__Study material__:

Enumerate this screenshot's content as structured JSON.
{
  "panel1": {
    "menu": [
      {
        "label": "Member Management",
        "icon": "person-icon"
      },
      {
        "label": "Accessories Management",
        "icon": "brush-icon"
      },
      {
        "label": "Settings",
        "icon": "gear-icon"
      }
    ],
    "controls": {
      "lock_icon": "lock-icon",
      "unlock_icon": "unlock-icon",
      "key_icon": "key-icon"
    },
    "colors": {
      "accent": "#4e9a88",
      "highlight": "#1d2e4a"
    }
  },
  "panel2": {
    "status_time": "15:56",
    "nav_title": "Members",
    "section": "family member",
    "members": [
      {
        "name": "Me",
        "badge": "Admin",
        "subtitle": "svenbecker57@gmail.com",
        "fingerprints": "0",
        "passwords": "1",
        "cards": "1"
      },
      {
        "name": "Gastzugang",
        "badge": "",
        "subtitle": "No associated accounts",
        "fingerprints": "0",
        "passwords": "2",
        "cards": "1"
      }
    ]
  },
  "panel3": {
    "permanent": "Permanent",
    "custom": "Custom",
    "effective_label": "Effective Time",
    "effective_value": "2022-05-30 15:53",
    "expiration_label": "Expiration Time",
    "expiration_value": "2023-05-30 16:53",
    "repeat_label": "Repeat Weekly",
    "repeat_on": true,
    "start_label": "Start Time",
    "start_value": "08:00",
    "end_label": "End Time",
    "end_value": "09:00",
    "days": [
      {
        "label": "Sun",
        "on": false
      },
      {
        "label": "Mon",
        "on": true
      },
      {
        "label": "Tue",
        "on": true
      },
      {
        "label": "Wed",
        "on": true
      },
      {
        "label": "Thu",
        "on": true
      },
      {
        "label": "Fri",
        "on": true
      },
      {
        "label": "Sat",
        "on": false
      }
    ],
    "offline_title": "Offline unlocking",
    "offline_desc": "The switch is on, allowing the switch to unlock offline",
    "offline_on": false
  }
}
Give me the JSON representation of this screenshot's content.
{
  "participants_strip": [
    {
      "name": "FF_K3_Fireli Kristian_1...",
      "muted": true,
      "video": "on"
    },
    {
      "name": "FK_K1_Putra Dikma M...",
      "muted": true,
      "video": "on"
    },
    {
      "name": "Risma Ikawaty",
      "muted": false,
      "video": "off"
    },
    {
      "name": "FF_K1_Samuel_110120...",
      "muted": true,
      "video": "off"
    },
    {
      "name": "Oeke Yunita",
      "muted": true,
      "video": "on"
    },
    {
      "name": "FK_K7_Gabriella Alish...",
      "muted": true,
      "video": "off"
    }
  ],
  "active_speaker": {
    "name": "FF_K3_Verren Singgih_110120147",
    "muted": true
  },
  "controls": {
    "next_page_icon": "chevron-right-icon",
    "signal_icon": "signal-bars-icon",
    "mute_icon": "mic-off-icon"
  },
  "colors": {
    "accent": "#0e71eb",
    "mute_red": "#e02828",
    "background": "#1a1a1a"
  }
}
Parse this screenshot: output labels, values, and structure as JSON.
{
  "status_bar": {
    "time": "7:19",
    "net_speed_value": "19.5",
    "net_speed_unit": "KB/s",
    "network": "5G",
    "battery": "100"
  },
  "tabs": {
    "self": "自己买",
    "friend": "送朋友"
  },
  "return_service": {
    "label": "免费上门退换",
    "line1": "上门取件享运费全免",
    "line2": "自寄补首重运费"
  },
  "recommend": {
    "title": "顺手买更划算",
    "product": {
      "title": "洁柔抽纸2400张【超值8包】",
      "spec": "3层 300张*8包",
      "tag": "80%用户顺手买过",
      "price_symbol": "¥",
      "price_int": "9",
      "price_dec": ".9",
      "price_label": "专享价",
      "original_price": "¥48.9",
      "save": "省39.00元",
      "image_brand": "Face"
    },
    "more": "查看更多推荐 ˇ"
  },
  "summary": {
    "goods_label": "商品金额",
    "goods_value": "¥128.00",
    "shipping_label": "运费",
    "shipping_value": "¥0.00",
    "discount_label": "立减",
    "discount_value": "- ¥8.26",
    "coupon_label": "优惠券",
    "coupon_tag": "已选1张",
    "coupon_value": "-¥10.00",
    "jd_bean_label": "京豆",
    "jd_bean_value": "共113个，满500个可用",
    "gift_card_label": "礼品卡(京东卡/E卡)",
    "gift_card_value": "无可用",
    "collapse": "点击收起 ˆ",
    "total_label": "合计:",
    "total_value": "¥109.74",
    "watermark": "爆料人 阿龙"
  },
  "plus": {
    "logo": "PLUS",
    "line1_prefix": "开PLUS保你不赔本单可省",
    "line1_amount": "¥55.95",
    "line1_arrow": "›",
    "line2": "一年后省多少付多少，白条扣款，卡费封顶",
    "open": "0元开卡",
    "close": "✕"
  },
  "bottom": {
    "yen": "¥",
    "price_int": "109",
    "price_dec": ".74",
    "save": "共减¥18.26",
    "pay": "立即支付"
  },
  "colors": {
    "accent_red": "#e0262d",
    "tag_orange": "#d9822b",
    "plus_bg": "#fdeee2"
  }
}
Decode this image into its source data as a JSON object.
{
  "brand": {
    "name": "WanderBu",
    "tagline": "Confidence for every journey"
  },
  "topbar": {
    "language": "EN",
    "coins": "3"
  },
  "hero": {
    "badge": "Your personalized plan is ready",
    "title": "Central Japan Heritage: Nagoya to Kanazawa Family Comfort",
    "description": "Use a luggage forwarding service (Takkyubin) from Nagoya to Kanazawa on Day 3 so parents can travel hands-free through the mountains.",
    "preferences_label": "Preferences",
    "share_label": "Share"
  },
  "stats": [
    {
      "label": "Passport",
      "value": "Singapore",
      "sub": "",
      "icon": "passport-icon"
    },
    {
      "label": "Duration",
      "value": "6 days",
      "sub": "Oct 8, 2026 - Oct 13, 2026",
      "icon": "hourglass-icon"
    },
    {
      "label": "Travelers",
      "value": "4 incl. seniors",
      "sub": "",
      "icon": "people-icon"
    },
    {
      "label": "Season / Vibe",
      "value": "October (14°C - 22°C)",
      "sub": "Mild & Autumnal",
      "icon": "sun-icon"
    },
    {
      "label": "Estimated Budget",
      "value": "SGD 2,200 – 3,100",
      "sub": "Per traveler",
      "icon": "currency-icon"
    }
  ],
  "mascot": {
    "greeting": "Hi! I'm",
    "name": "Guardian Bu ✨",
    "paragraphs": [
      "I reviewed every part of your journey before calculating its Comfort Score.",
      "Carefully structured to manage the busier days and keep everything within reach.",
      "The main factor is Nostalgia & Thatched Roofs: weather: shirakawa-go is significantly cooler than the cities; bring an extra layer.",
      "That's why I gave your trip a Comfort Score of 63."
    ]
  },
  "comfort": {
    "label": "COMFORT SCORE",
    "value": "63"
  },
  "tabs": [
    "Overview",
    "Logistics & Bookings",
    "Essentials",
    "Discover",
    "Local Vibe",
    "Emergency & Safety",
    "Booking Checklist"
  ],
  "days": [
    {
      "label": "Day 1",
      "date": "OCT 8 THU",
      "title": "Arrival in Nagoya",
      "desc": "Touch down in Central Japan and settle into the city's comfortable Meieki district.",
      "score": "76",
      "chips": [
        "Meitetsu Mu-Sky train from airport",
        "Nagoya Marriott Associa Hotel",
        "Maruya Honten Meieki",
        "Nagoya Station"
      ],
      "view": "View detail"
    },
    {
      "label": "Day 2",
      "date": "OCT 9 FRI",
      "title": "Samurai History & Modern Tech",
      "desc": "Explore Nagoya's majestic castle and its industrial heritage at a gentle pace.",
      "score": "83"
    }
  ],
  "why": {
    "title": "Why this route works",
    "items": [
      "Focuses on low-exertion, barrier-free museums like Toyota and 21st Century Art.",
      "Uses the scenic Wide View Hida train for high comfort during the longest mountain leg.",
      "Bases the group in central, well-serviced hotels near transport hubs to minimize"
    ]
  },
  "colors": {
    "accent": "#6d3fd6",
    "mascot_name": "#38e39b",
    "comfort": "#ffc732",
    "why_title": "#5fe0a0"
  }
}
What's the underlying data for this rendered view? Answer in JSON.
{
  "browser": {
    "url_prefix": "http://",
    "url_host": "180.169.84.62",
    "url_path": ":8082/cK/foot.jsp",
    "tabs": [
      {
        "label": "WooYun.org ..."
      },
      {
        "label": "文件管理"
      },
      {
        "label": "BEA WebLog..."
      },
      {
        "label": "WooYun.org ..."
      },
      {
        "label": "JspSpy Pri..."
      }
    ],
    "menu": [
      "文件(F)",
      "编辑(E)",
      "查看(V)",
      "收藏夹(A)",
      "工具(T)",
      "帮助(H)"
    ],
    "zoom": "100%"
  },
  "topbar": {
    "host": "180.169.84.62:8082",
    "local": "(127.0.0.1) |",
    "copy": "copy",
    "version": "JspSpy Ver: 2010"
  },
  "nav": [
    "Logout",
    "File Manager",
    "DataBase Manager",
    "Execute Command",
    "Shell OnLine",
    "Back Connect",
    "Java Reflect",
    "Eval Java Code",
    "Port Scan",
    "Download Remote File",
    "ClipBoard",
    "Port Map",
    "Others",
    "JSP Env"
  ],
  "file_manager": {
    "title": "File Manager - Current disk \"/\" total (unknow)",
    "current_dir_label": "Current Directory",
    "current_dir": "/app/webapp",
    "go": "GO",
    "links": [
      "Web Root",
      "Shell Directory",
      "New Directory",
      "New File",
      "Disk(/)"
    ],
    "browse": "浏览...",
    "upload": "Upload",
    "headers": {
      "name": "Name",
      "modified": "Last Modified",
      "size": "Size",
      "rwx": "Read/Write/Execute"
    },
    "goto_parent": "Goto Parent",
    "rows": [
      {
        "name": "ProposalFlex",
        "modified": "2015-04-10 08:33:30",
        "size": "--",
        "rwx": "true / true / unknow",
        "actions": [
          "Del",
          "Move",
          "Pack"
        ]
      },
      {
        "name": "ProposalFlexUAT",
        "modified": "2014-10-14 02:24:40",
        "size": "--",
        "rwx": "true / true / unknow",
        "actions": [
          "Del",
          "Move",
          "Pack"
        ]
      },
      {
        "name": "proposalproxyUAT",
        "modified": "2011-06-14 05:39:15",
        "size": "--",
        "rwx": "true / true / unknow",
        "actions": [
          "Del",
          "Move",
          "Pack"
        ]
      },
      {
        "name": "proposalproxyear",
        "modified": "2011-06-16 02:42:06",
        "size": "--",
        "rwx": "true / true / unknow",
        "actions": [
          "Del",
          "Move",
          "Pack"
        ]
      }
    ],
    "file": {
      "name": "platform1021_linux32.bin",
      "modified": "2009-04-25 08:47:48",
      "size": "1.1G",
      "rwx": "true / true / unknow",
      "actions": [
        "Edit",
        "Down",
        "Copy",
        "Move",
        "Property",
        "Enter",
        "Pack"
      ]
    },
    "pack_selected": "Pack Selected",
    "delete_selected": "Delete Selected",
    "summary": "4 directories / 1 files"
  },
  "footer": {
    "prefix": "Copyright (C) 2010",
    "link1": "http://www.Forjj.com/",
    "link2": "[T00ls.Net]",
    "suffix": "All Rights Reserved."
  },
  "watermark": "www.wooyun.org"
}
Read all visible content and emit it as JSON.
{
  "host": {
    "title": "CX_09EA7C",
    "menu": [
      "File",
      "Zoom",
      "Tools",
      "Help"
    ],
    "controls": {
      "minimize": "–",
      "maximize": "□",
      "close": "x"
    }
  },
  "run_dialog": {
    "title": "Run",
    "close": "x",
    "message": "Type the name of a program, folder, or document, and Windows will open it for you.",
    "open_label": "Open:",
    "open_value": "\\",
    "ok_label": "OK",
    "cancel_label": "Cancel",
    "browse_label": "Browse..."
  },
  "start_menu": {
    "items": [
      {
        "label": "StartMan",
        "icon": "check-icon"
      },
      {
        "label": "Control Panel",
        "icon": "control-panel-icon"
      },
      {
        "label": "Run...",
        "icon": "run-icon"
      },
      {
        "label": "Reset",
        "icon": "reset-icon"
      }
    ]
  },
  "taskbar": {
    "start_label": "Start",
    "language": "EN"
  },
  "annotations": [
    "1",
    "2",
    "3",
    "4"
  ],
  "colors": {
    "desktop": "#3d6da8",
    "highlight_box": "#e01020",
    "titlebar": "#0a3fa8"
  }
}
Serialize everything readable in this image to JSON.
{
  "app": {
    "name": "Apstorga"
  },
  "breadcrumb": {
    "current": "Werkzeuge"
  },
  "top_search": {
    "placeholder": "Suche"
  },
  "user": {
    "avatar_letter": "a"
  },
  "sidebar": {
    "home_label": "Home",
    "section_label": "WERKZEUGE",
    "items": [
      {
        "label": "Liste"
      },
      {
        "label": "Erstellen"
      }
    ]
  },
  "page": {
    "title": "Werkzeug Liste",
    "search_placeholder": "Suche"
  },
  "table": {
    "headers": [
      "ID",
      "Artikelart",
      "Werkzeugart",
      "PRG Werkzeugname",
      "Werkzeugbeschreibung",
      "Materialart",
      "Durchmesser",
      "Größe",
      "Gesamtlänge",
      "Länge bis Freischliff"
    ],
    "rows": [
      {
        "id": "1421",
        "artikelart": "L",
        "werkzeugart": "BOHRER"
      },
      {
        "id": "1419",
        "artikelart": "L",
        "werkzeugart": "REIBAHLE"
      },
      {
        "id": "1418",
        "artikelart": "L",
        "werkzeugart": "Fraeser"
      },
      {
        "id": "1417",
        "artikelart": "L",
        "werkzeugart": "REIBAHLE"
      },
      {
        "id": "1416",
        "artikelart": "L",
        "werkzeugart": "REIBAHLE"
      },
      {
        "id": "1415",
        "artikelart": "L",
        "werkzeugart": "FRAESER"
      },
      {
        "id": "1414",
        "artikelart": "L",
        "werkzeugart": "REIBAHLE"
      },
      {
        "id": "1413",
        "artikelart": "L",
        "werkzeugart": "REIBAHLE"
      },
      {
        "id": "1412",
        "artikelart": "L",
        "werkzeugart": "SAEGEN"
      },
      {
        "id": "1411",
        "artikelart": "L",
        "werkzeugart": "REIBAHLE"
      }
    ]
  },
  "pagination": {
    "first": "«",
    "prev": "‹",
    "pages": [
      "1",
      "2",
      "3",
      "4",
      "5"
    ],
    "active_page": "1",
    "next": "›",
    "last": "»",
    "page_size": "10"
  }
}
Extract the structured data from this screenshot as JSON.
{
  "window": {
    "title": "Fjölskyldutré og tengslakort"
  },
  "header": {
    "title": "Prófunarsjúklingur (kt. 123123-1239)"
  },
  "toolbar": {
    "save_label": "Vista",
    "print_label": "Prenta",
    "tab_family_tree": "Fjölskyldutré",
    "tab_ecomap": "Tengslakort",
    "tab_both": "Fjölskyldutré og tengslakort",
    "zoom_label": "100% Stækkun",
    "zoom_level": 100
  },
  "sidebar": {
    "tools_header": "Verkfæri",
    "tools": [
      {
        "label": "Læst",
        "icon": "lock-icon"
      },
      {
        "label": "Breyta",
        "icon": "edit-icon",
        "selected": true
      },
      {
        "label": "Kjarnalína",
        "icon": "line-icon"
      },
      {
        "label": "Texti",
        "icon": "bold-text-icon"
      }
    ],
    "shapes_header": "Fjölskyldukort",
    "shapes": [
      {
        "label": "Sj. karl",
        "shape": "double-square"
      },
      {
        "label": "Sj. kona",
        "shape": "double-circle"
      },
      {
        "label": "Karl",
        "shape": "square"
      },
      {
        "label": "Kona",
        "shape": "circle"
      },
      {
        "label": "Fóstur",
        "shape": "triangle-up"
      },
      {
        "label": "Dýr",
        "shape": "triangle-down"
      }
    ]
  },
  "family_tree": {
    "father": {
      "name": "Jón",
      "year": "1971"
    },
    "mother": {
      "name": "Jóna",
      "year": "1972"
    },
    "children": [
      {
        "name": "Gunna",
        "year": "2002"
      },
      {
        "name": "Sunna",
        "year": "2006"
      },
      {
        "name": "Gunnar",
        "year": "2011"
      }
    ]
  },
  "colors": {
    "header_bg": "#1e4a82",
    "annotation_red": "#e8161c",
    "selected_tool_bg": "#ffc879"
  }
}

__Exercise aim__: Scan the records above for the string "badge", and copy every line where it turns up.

__Result of the task__:
        "badge": "Admin",
        "badge": "",
    "badge": "Your personalized plan is ready",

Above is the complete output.